#### What the task requires
An exact repetition of the listing is required.
------
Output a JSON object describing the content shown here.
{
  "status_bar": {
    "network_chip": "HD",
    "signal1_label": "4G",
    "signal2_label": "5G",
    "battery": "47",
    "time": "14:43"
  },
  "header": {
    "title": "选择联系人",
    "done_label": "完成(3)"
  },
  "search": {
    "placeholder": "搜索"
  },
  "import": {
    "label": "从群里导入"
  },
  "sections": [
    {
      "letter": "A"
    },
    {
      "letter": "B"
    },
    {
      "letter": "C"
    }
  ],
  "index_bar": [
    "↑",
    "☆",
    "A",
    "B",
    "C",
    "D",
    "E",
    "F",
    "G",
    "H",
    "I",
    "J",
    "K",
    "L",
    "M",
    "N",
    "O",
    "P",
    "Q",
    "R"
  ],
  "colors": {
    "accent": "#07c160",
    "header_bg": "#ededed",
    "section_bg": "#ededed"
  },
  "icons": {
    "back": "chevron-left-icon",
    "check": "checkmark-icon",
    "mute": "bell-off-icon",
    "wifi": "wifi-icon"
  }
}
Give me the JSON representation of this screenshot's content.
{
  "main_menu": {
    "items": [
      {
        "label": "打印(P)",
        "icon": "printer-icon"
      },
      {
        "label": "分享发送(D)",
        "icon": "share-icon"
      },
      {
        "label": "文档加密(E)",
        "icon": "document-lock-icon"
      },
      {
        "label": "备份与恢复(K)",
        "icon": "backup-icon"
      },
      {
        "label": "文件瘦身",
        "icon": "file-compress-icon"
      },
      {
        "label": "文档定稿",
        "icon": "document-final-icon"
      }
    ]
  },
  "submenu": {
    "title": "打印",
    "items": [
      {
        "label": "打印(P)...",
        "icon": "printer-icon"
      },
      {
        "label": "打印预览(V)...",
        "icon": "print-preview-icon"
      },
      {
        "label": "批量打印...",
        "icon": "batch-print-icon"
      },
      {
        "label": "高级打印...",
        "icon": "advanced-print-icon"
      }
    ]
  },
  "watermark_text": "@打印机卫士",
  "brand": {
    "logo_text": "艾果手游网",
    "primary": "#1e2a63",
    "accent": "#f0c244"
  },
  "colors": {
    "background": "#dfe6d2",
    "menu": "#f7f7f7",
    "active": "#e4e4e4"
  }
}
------
#### Result for this exercise
Output a JSON object describing the content shown here.
{
  "status_bar": {
    "network_chip": "HD",
    "signal1_label": "4G",
    "signal2_label": "5G",
    "battery": "47",
    "time": "14:43"
  },
  "header": {
    "title": "选择联系人",
    "done_label": "完成(3)"
  },
  "search": {
    "placeholder": "搜索"
  },
  "import": {
    "label": "从群里导入"
  },
  "sections": [
    {
      "letter": "A"
    },
    {
      "letter": "B"
    },
    {
      "letter": "C"
    }
  ],
  "index_bar": [
    "↑",
    "☆",
    "A",
    "B",
    "C",
    "D",
    "E",
    "F",
    "G",
    "H",
    "I",
    "J",
    "K",
    "L",
    "M",
    "N",
    "O",
    "P",
    "Q",
    "R"
  ],
  "colors": {
    "accent": "#07c160",
    "header_bg": "#ededed",
    "section_bg": "#ededed"
  },
  "icons": {
    "back": "chevron-left-icon",
    "check": "checkmark-icon",
    "mute": "bell-off-icon",
    "wifi": "wifi-icon"
  }
}
Give me the JSON representation of this screenshot's content.
{
  "main_menu": {
    "items": [
      {
        "label": "打印(P)",
        "icon": "printer-icon"
      },
      {
        "label": "分享发送(D)",
        "icon": "share-icon"
      },
      {
        "label": "文档加密(E)",
        "icon": "document-lock-icon"
      },
      {
        "label": "备份与恢复(K)",
        "icon": "backup-icon"
      },
      {
        "label": "文件瘦身",
        "icon": "file-compress-icon"
      },
      {
        "label": "文档定稿",
        "icon": "document-final-icon"
      }
    ]
  },
  "submenu": {
    "title": "打印",
    "items": [
      {
        "label": "打印(P)...",
        "icon": "printer-icon"
      },
      {
        "label": "打印预览(V)...",
        "icon": "print-preview-icon"
      },
      {
        "label": "批量打印...",
        "icon": "batch-print-icon"
      },
      {
        "label": "高级打印...",
        "icon": "advanced-print-icon"
      }
    ]
  },
  "watermark_text": "@打印机卫士",
  "brand": {
    "logo_text": "艾果手游网",
    "primary": "#1e2a63",
    "accent": "#f0c244"
  },
  "colors": {
    "background": "#dfe6d2",
    "menu": "#f7f7f7",
    "active": "#e4e4e4"
  }
}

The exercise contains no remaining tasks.